▼

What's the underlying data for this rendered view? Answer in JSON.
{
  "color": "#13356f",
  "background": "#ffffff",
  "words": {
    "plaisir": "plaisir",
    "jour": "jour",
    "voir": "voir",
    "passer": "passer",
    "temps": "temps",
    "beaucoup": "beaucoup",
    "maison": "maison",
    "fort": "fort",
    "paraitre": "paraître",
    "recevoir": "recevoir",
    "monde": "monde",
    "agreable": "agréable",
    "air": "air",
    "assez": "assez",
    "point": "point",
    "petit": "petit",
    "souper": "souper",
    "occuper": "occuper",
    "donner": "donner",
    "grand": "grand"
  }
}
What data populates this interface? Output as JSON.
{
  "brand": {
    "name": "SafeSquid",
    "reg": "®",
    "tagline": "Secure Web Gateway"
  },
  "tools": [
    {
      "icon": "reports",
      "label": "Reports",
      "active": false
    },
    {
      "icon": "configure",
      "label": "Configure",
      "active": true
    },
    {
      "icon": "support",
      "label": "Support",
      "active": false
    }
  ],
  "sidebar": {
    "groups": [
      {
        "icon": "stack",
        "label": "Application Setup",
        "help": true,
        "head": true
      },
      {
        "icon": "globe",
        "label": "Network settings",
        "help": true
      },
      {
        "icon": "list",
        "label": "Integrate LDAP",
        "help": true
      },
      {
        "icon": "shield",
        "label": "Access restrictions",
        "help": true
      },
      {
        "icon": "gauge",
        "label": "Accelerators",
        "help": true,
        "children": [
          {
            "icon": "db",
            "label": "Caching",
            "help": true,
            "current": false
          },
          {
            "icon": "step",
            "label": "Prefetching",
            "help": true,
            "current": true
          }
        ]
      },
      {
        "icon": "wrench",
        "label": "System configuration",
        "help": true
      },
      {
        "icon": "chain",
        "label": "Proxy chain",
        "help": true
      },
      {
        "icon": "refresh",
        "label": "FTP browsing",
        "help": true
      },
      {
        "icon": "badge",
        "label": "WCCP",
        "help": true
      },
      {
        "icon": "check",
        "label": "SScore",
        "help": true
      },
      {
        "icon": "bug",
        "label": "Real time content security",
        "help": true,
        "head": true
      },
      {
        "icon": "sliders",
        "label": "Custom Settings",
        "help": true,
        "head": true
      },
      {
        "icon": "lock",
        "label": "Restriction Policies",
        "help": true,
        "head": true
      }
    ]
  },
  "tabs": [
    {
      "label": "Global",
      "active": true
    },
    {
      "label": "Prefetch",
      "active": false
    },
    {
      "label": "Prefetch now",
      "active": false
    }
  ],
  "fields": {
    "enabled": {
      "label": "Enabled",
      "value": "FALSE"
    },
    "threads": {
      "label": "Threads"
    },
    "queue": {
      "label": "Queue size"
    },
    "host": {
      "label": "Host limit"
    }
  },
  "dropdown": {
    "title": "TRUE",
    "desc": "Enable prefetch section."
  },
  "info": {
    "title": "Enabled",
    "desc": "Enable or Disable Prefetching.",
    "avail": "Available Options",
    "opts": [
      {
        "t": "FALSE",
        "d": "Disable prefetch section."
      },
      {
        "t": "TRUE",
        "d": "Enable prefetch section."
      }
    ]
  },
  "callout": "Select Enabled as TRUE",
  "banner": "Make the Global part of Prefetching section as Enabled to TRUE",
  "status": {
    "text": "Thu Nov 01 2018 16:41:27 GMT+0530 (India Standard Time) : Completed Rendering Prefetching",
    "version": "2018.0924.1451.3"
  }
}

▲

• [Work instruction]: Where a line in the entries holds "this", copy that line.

• [Finished exercise]:
What's the underlying data for this rendered view? Answer in JSON.
What data populates this interface? Output as JSON.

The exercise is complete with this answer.